            Governor's declaration of a state of emergency to be expedited  
            by waiving traditional contracting provisions.  However, it also  
            ensures accountability and public oversight by listing on the  
            California Drought Internet Web site sufficient information to  
            identify which agencies and which contracts utilized the  
            provision.


          5)Emergency Funding and Financial Assistance Not Subject to  
            Certain Eligibility Restrictions. Local governments have raised  
            concerns that they would not be eligible to receive money from  
            the State's Disaster Relief Fund in the event of a calamity,  
            like an earthquake, wildfire or flood, because they are not in  
            compliance with the eligibility restrictions of Labor Code  
            Section 1782, which concern payment of prevailing wages and use  
            of apprentices on municipal projects.


          Analysis Prepared by:                                               

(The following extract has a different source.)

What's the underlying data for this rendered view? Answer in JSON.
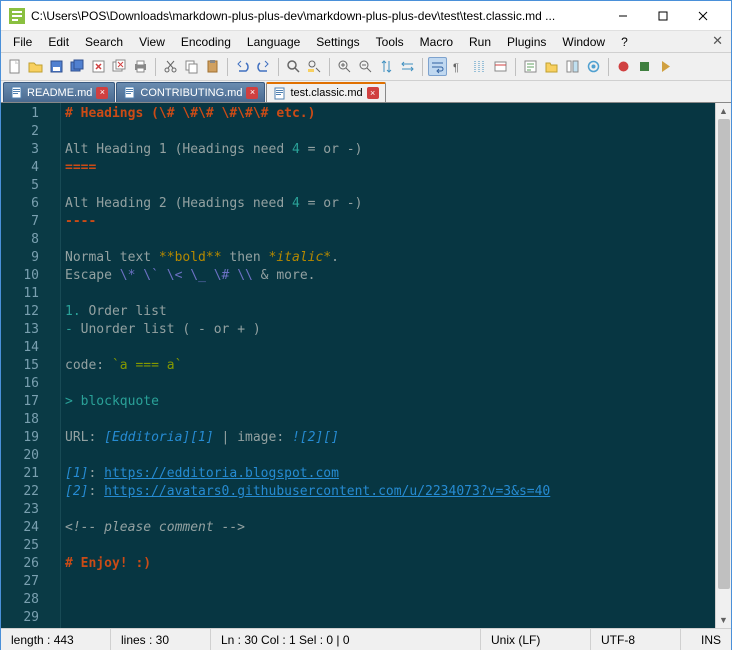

                          Gabrielle Meindl / BUDGET /916-319-2099  FN:  
          0000083